What is Javascript?


You can’t get very far in tech these days without running into javascript. The good news is that javascript isn’t nearly as scary as it sounds, and it actually enables a lot of the cool things you probably already use on a daily basis. For example, when your Facebook timeline updates automatically or you type a few letters into Google’s search bar and the suggestions appear — that’s javascript in action.

Developed in Netscape, javascript is used to make web pages dynamic and interactive. It works in conjunction with hypertext markup language (HTML) and cascading style sheets (CSS). jQuery is a popular javascript library that helps developers build responsive websites and applications. Moreover, many of the world’s largest tech companies use javascript to enhance user experiences across their sites and mobile apps.

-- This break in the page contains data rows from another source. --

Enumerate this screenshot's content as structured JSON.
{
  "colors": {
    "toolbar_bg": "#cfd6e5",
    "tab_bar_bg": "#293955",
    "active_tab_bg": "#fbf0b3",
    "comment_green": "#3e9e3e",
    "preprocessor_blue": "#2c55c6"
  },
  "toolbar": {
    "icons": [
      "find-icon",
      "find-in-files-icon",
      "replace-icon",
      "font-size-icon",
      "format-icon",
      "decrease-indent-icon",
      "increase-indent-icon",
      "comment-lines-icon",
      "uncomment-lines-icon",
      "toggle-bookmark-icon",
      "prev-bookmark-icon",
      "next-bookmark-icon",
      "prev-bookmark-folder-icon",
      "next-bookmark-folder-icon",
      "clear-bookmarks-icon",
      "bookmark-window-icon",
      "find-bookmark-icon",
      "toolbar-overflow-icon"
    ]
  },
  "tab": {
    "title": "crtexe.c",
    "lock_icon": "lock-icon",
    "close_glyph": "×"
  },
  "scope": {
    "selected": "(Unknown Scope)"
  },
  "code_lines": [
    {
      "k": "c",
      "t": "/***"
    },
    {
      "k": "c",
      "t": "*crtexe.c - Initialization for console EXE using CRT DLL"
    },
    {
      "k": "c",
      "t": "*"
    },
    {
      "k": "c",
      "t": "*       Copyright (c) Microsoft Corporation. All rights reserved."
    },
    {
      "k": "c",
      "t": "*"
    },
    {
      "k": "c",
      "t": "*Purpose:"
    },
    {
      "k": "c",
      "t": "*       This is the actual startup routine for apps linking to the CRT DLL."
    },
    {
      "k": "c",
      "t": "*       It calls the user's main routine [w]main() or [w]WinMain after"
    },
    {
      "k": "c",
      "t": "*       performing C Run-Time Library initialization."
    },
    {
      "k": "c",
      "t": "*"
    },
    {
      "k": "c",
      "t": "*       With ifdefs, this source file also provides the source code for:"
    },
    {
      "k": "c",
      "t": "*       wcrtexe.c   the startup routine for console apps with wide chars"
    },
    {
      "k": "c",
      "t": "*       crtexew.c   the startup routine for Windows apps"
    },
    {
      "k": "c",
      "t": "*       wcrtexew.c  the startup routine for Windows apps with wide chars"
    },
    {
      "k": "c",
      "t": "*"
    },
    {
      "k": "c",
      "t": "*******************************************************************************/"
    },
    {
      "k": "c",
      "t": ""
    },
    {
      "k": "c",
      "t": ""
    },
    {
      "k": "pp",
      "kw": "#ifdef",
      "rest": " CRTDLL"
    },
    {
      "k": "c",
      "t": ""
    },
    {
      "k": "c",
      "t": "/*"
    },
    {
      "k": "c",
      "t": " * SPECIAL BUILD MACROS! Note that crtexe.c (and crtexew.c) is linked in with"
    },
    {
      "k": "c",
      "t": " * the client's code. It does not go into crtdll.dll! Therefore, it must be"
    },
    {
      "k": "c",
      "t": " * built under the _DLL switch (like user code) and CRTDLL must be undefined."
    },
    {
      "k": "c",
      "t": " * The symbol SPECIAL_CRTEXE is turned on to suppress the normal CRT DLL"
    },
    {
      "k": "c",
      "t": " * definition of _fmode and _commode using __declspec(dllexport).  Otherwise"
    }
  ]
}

A multi-paradigm programming language, javascript is both object-oriented and functional. It has several features that make it a powerful programming tool, including a dynamic typing system, inlining, and a function call optimization process called Just-in-Time compilation. Its high-level language means it’s easy to read for human beings, and it’s been around in some form or another for decades.

When you run a javascript program, the code gets interpreted and executed on your computer. To do this, the engine converts the source code into bytecode. The engine then translates the bytecode into low-level machine code and executes it. This happens in parallel with the execution of the interpreted code, so it’s very fast and efficient.

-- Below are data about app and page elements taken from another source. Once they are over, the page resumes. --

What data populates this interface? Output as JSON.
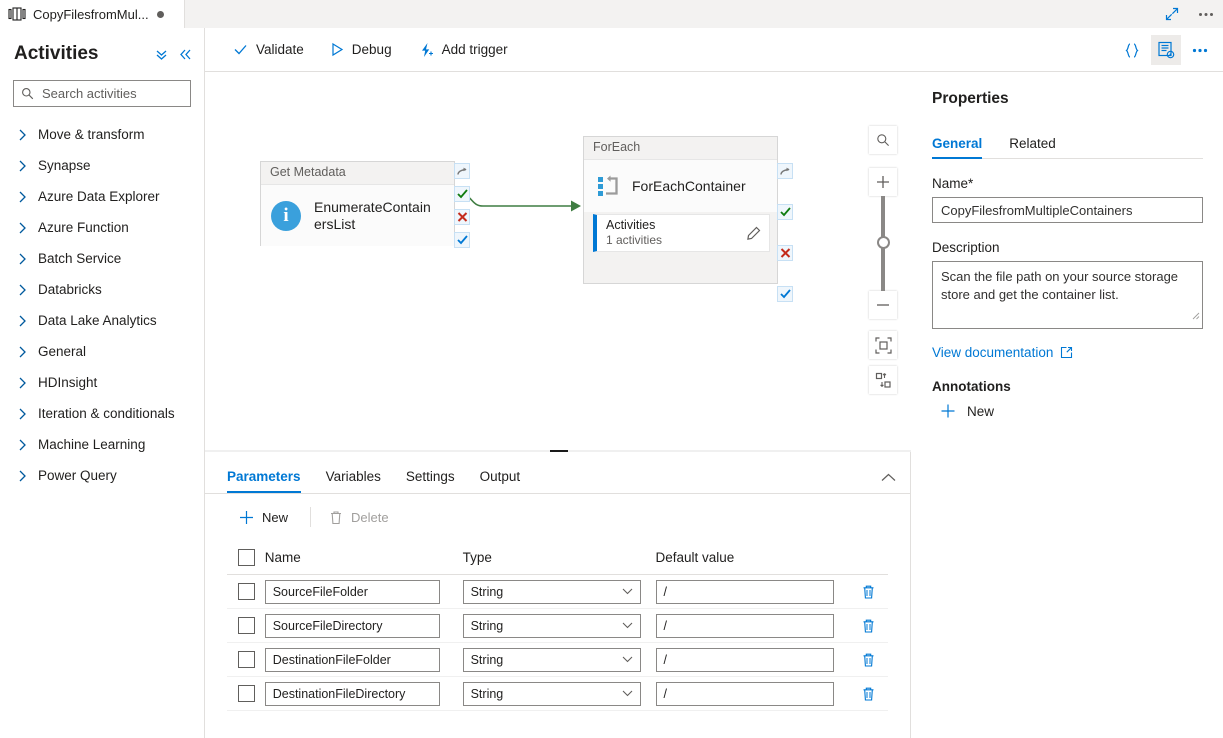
{
  "tab": {
    "title": "CopyFilesfromMul...",
    "icon": "pipeline-icon",
    "dirty_indicator": "●"
  },
  "tabstrip_right": {
    "expand_icon": "expand-icon",
    "more_icon": "more-icon"
  },
  "sidebar": {
    "title": "Activities",
    "collapse_all_icon": "double-chevron-down-icon",
    "collapse_panel_icon": "double-chevron-left-icon",
    "search": {
      "placeholder": "Search activities",
      "value": "",
      "icon": "search-icon"
    },
    "items": [
      {
        "label": "Move & transform"
      },
      {
        "label": "Synapse"
      },
      {
        "label": "Azure Data Explorer"
      },
      {
        "label": "Azure Function"
      },
      {
        "label": "Batch Service"
      },
      {
        "label": "Databricks"
      },
      {
        "label": "Data Lake Analytics"
      },
      {
        "label": "General"
      },
      {
        "label": "HDInsight"
      },
      {
        "label": "Iteration & conditionals"
      },
      {
        "label": "Machine Learning"
      },
      {
        "label": "Power Query"
      }
    ]
  },
  "toolbar": {
    "validate": "Validate",
    "debug": "Debug",
    "add_trigger": "Add trigger",
    "code_icon": "code-braces-icon",
    "properties_icon": "properties-panel-icon",
    "more_icon": "more-icon"
  },
  "canvas": {
    "nodes": [
      {
        "type_label": "Get Metadata",
        "name": "EnumerateContainersList",
        "icon": "get-metadata-info-icon",
        "handles": [
          "skip-handle",
          "success-handle",
          "failure-handle",
          "completion-handle"
        ]
      },
      {
        "type_label": "ForEach",
        "name": "ForEachContainer",
        "icon": "foreach-loop-icon",
        "activities_label": "Activities",
        "activities_count": "1 activities",
        "edit_icon": "pencil-icon",
        "handles": [
          "skip-handle",
          "success-handle",
          "failure-handle",
          "completion-handle"
        ]
      }
    ],
    "connector": {
      "type": "success",
      "color": "#107c10"
    },
    "zoom_controls": {
      "search_icon": "search-canvas-icon",
      "zoom_in": "+",
      "zoom_out": "−",
      "fit_icon": "fit-to-screen-icon",
      "align_icon": "auto-align-icon"
    }
  },
  "bottom_panel": {
    "tabs": [
      {
        "label": "Parameters",
        "active": true
      },
      {
        "label": "Variables",
        "active": false
      },
      {
        "label": "Settings",
        "active": false
      },
      {
        "label": "Output",
        "active": false
      }
    ],
    "collapse_icon": "chevron-up-icon",
    "commands": {
      "new": {
        "label": "New",
        "icon": "plus-icon",
        "disabled": false
      },
      "delete": {
        "label": "Delete",
        "icon": "trash-icon",
        "disabled": true
      }
    },
    "table": {
      "headers": [
        "Name",
        "Type",
        "Default value"
      ],
      "rows": [
        {
          "name": "SourceFileFolder",
          "type": "String",
          "default": "/"
        },
        {
          "name": "SourceFileDirectory",
          "type": "String",
          "default": "/"
        },
        {
          "name": "DestinationFileFolder",
          "type": "String",
          "default": "/"
        },
        {
          "name": "DestinationFileDirectory",
          "type": "String",
          "default": "/"
        }
      ],
      "delete_row_icon": "trash-icon"
    }
  },
  "properties": {
    "title": "Properties",
    "tabs": [
      {
        "label": "General",
        "active": true
      },
      {
        "label": "Related",
        "active": false
      }
    ],
    "name_label": "Name",
    "name_required": "*",
    "name_value": "CopyFilesfromMultipleContainers",
    "description_label": "Description",
    "description_value": "Scan the file path on your source storage store and get the container list.",
    "doc_link": "View documentation",
    "doc_link_icon": "external-link-icon",
    "annotations_label": "Annotations",
    "annotation_new": "New",
    "annotation_new_icon": "plus-icon"
  },
  "colors": {
    "accent": "#0078d4",
    "success": "#107c10",
    "failure": "#c42b1c",
    "info": "#3aa0dc"
  }
}
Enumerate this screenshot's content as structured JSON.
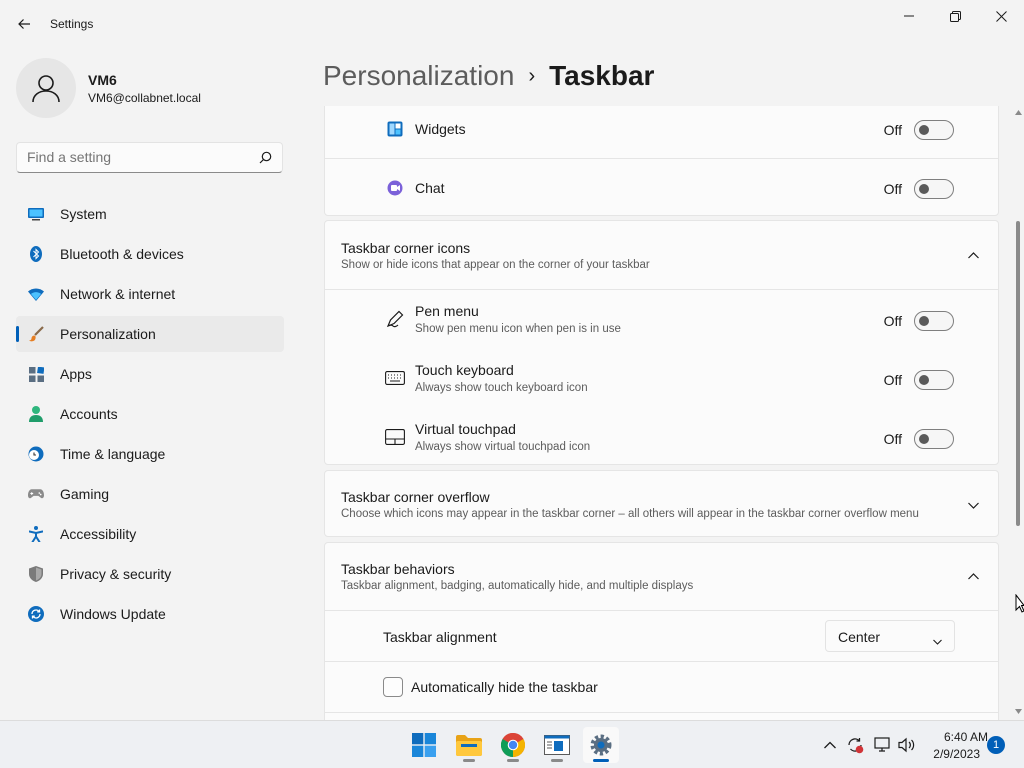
{
  "window": {
    "title": "Settings"
  },
  "user": {
    "name": "VM6",
    "email": "VM6@collabnet.local"
  },
  "search": {
    "placeholder": "Find a setting"
  },
  "sidebar": {
    "items": [
      {
        "label": "System",
        "icon": "system-icon"
      },
      {
        "label": "Bluetooth & devices",
        "icon": "bluetooth-icon"
      },
      {
        "label": "Network & internet",
        "icon": "wifi-icon"
      },
      {
        "label": "Personalization",
        "icon": "brush-icon",
        "active": true
      },
      {
        "label": "Apps",
        "icon": "apps-icon"
      },
      {
        "label": "Accounts",
        "icon": "accounts-icon"
      },
      {
        "label": "Time & language",
        "icon": "clock-globe-icon"
      },
      {
        "label": "Gaming",
        "icon": "gamepad-icon"
      },
      {
        "label": "Accessibility",
        "icon": "accessibility-icon"
      },
      {
        "label": "Privacy & security",
        "icon": "shield-icon"
      },
      {
        "label": "Windows Update",
        "icon": "update-icon"
      }
    ]
  },
  "breadcrumb": {
    "parent": "Personalization",
    "separator": "›",
    "current": "Taskbar"
  },
  "taskbar_items": {
    "widgets": {
      "label": "Widgets",
      "state": "Off"
    },
    "chat": {
      "label": "Chat",
      "state": "Off"
    }
  },
  "corner_icons": {
    "title": "Taskbar corner icons",
    "subtitle": "Show or hide icons that appear on the corner of your taskbar",
    "items": [
      {
        "label": "Pen menu",
        "sub": "Show pen menu icon when pen is in use",
        "state": "Off"
      },
      {
        "label": "Touch keyboard",
        "sub": "Always show touch keyboard icon",
        "state": "Off"
      },
      {
        "label": "Virtual touchpad",
        "sub": "Always show virtual touchpad icon",
        "state": "Off"
      }
    ]
  },
  "corner_overflow": {
    "title": "Taskbar corner overflow",
    "subtitle": "Choose which icons may appear in the taskbar corner – all others will appear in the taskbar corner overflow menu"
  },
  "behaviors": {
    "title": "Taskbar behaviors",
    "subtitle": "Taskbar alignment, badging, automatically hide, and multiple displays",
    "alignment_label": "Taskbar alignment",
    "alignment_value": "Center",
    "autohide_label": "Automatically hide the taskbar"
  },
  "clock": {
    "time": "6:40 AM",
    "date": "2/9/2023"
  },
  "notifications": {
    "count": "1"
  },
  "colors": {
    "accent": "#005fb8",
    "background": "#f3f3f3",
    "card": "#fbfbfb"
  }
}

The way it does this is called dynamic typing, which allows the JS engine to determine at runtime which data type a variable represents. It’s important to understand this because it affects how you write code. For instance, if you create a variable named “name”, the JS engine will consider it a string until you specifically assign it a different data type.

Another important feature of javascript is the ability to transform strings into numbers and numbers into strings. These conversions happen whenever you perform operations like concatenation, addition, subtraction, and division. This is also known as castling and uncastling. Using these functions is a key part of writing javascript efficiently, as it ensures that your code doesn’t run in unexpected ways.

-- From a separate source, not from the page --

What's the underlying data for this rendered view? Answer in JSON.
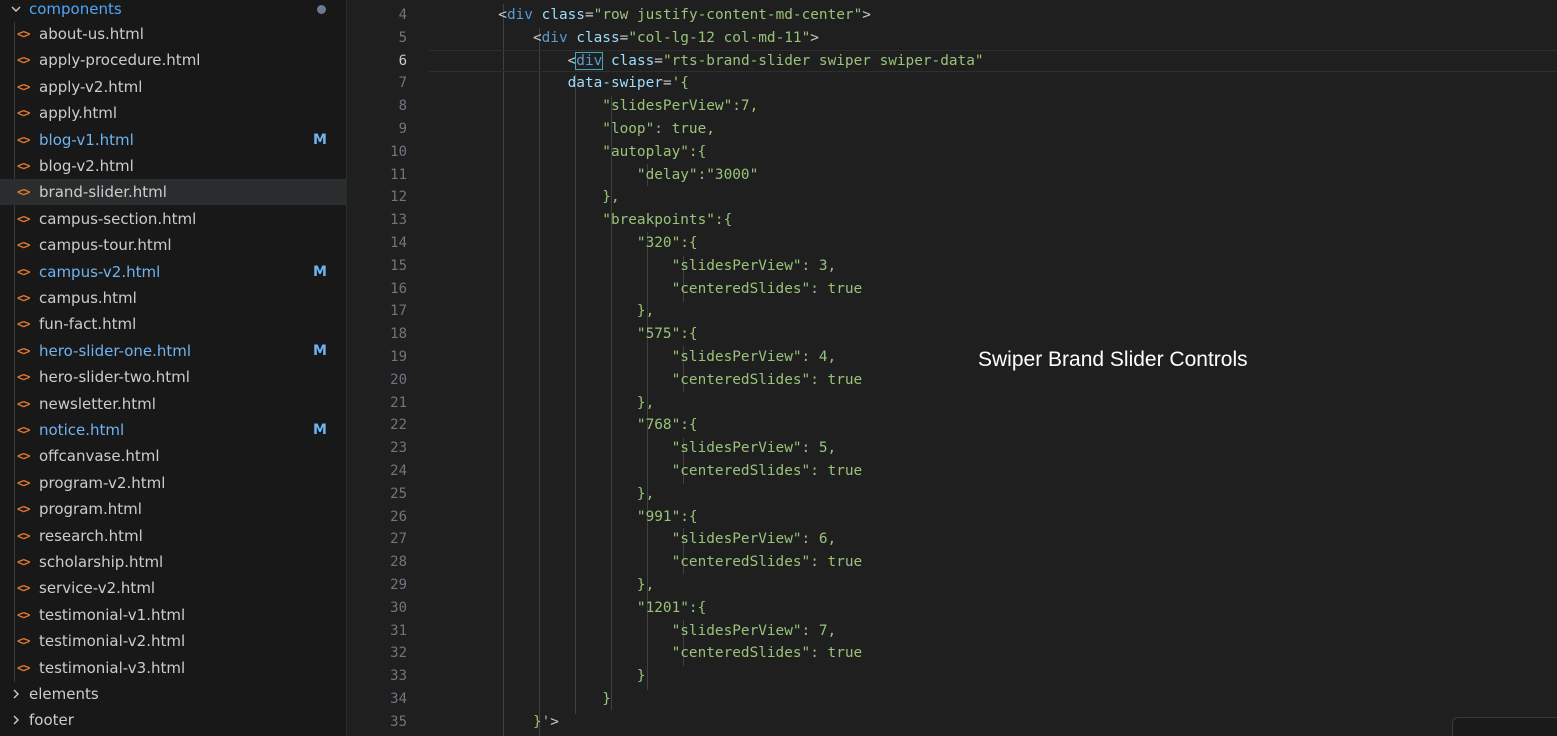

In addition to these two features, javascript also supports a variety of other functions that allow you to manipulate objects in a very flexible manner. These include the eval function, which lets you execute statements provided as strings at runtime. This is useful when you want to add or subtract a large number of items quickly, or when you want to perform a series of calculations on a list of values.

While javascript can help you create great websites and apps, it can also negatively impact your site’s performance. Adding too many javascript scripts can cause your browser to take longer to download and display, especially on mobile devices. To avoid this, make sure your javascript is only used to add the functionality you need on a page.